TRY IT:
Below is a listing; copy all of it exactly.

EXERCISE INPUTS:
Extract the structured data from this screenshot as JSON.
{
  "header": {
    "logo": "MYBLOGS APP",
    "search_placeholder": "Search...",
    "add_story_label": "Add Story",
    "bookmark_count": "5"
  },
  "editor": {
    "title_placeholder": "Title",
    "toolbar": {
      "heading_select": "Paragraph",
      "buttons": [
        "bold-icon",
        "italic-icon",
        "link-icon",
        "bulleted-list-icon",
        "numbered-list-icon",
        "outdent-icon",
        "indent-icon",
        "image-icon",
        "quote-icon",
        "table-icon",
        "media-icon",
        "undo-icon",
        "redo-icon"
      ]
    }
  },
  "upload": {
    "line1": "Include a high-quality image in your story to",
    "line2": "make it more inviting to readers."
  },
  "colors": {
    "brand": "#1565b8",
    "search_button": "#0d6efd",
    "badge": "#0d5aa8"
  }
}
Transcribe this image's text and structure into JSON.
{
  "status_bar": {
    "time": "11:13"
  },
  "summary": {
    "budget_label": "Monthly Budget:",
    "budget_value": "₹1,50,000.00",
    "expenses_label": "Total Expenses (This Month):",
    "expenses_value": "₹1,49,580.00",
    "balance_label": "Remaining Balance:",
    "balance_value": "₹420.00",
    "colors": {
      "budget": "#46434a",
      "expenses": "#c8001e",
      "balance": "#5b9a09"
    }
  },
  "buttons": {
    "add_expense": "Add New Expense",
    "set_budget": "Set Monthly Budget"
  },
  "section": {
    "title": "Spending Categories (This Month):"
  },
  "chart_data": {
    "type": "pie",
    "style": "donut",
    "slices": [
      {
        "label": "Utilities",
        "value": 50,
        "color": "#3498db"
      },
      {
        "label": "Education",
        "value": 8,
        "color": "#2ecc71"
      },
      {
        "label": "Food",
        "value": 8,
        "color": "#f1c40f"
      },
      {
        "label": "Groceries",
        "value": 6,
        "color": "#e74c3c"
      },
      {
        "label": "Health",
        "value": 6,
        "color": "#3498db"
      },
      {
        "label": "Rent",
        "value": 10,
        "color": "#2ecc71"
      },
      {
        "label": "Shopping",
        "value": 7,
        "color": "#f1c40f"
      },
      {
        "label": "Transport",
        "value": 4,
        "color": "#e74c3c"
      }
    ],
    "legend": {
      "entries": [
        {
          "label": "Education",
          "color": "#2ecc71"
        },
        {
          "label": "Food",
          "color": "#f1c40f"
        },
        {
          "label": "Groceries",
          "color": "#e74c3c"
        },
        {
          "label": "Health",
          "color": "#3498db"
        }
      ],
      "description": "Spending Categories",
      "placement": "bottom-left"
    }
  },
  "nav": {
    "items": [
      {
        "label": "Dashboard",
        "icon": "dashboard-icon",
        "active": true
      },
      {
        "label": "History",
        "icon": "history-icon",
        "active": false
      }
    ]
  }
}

REPLY TO THE EXERCISE:
Extract the structured data from this screenshot as JSON.
{
  "header": {
    "logo": "MYBLOGS APP",
    "search_placeholder": "Search...",
    "add_story_label": "Add Story",
    "bookmark_count": "5"
  },
  "editor": {
    "title_placeholder": "Title",
    "toolbar": {
      "heading_select": "Paragraph",
      "buttons": [
        "bold-icon",
        "italic-icon",
        "link-icon",
        "bulleted-list-icon",
        "numbered-list-icon",
        "outdent-icon",
        "indent-icon",
        "image-icon",
        "quote-icon",
        "table-icon",
        "media-icon",
        "undo-icon",
        "redo-icon"
      ]
    }
  },
  "upload": {
    "line1": "Include a high-quality image in your story to",
    "line2": "make it more inviting to readers."
  },
  "colors": {
    "brand": "#1565b8",
    "search_button": "#0d6efd",
    "badge": "#0d5aa8"
  }
}
Transcribe this image's text and structure into JSON.
{
  "status_bar": {
    "time": "11:13"
  },
  "summary": {
    "budget_label": "Monthly Budget:",
    "budget_value": "₹1,50,000.00",
    "expenses_label": "Total Expenses (This Month):",
    "expenses_value": "₹1,49,580.00",
    "balance_label": "Remaining Balance:",
    "balance_value": "₹420.00",
    "colors": {
      "budget": "#46434a",
      "expenses": "#c8001e",
      "balance": "#5b9a09"
    }
  },
  "buttons": {
    "add_expense": "Add New Expense",
    "set_budget": "Set Monthly Budget"
  },
  "section": {
    "title": "Spending Categories (This Month):"
  },
  "chart_data": {
    "type": "pie",
    "style": "donut",
    "slices": [
      {
        "label": "Utilities",
        "value": 50,
        "color": "#3498db"
      },
      {
        "label": "Education",
        "value": 8,
        "color": "#2ecc71"
      },
      {
        "label": "Food",
        "value": 8,
        "color": "#f1c40f"
      },
      {
        "label": "Groceries",
        "value": 6,
        "color": "#e74c3c"
      },
      {
        "label": "Health",
        "value": 6,
        "color": "#3498db"
      },
      {
        "label": "Rent",
        "value": 10,
        "color": "#2ecc71"
      },
      {
        "label": "Shopping",
        "value": 7,
        "color": "#f1c40f"
      },
      {
        "label": "Transport",
        "value": 4,
        "color": "#e74c3c"
      }
    ],
    "legend": {
      "entries": [
        {
          "label": "Education",
          "color": "#2ecc71"
        },
        {
          "label": "Food",
          "color": "#f1c40f"
        },
        {
          "label": "Groceries",
          "color": "#e74c3c"
        },
        {
          "label": "Health",
          "color": "#3498db"
        }
      ],
      "description": "Spending Categories",
      "placement": "bottom-left"
    }
  },
  "nav": {
    "items": [
      {
        "label": "Dashboard",
        "icon": "dashboard-icon",
        "active": true
      },
      {
        "label": "History",
        "icon": "history-icon",
        "active": false
      }
    ]
  }
}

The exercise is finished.